Walsh—a multi-instrumentalist and potent songwriter in his own right—flexes his skills as a sonic auteur by crossing the gritty guitar wash of former Hüsker Dü frontman Bob Mould’s ’90s power pop group Sugar with the polish of peak commercial-period Tom Petty and the Heartbreakers at their most MTV-friendly. In fact, album opener “Start Payin’” makes an entrance like a Corvette roaring up to your doorstep blaring Petty’s classic “Refugee”—the central riff is just as uncomplicated and unforgettable, only with the guitar fuzz cranked up to 10 and some synths thrown in for good measure, showcasing Walsh’s uncanny ability to blur the line between rawness and accessibility. Bazan, meanwhile, has always professed a love for classic rock giants like Petty and Neil Young but eschewed their larger-than-life presence in favor of understatement and relatability instead.
Without help, he might have come across as garish attempting LP2’s stadium-rock gestures on his own, but boy does he have the right team to pull it off here. Sure, several songs on the new album appear to share the same compositional DNA as 2004-era Pedro The Lion material like “The Fleecing” and “Keep Swinging,” but LP2 drops Bazan’s deep baritone and introspective outlook onto a much bigger stage. And though Bazan’s compassion-soaked observations cut-through as starkly as ever (“There’s always someone above you who forgets how it feels / to be the one underneath hanging on by a fingernail” he wails on “Suck It Up”), he actually sounds like he’s having fun, or at least comfortable in his outsized musical surroundings.
You can practically picture the soundstage, fog and lighting that would’ve been used on a video shoot for a song like “No Margin of Error”—a power ballad of sorts, only without its claws removed and no added fluff, if you can imagine that. And speaking of MTV, it’s hard to imagine that the high-pitched “show must go on” backing vocal on “The Show” wasn’t intended as a self-conscious nod to Sting’s iconic cameo backup on the Dire Straits classic “Money for Nothing.” It’s also hard to think of many other examples that match LP2’s balance of vitality with what once would have been easily recognizable as commercial instincts.
Prior to the covid-19 outbreak, it was already an open question whether the mythology of traditional rock music would have the same cultural hold on us moving forward. LP2 shows us that the question is moot as long as an artist’s intentions are sincere. Strangely, for all their indie pedigree, the members of Lo Tom don’t play the scale of the album as an ironic gag. And somehow, Bazan manages to look less self-conscious playing to the cheap seats than a figure like Bono, which might’ve been unthinkable before LP2, and yet here we are.
The only knock on the album is that, at 25 minutes long, you have to wonder whether Lo Tom left anything on the table—dropping “LP” into the title must be something of a joke. Then again, if you listen from start to finish, the song sequence doesn’t exactly lack closure when it concludes with the infernal “In A Van,” which allows us to enjoy Bazan’s trademark mournfulness backed by an AC/DC-esque riffing. Perhaps it’s only fitting that, even when emulating chart-toppers, this group of players kept their ambitions modest.
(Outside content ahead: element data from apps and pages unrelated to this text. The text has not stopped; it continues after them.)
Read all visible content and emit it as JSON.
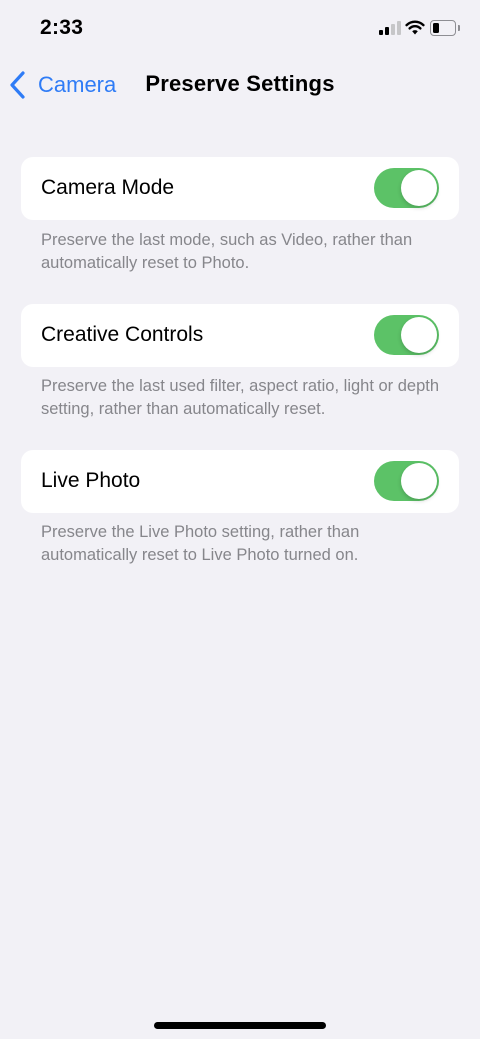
{
  "status_bar": {
    "time": "2:33"
  },
  "nav": {
    "back_label": "Camera",
    "title": "Preserve Settings"
  },
  "settings": [
    {
      "label": "Camera Mode",
      "enabled": true,
      "footnote": "Preserve the last mode, such as Video, rather than automatically reset to Photo."
    },
    {
      "label": "Creative Controls",
      "enabled": true,
      "footnote": "Preserve the last used filter, aspect ratio, light or depth setting, rather than automatically reset."
    },
    {
      "label": "Live Photo",
      "enabled": true,
      "footnote": "Preserve the Live Photo setting, rather than automatically reset to Live Photo turned on."
    }
  ],
  "colors": {
    "accent": "#2f7cf6",
    "toggle_on": "#5cc267",
    "background": "#f2f1f6",
    "footnote": "#86868b"
  }
}
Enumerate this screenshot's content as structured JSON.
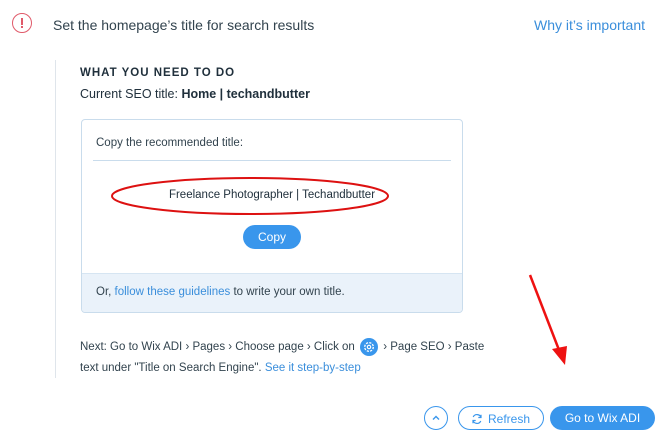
{
  "header": {
    "title": "Set the homepage’s title for search results",
    "why_link": "Why it’s important"
  },
  "instructions": {
    "heading": "WHAT YOU NEED TO DO",
    "current_seo_label": "Current SEO title: ",
    "current_seo_value": "Home | techandbutter"
  },
  "card": {
    "label": "Copy the recommended title:",
    "recommended_title": "Freelance Photographer | Techandbutter",
    "copy_button": "Copy",
    "footer_prefix": "Or, ",
    "footer_link": "follow these guidelines",
    "footer_suffix": " to write your own title."
  },
  "next_steps": {
    "part1": "Next: Go to Wix ADI › Pages › Choose page › Click on ",
    "part2": " › Page SEO › Paste text under \"Title on Search Engine\". ",
    "link": "See it step-by-step"
  },
  "actions": {
    "refresh": "Refresh",
    "goto": "Go to Wix ADI"
  },
  "colors": {
    "accent": "#3996ec",
    "alert": "#e05a6a",
    "annotation": "#dd1111"
  }
}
Saby Reyes-Kulkarni is a longtime contributor at Paste. He feels quite lucky to be hangin’ in there and still have the opportunity to expound on music. He hopes you’re well. You can find him on Twitter @sabyrk__.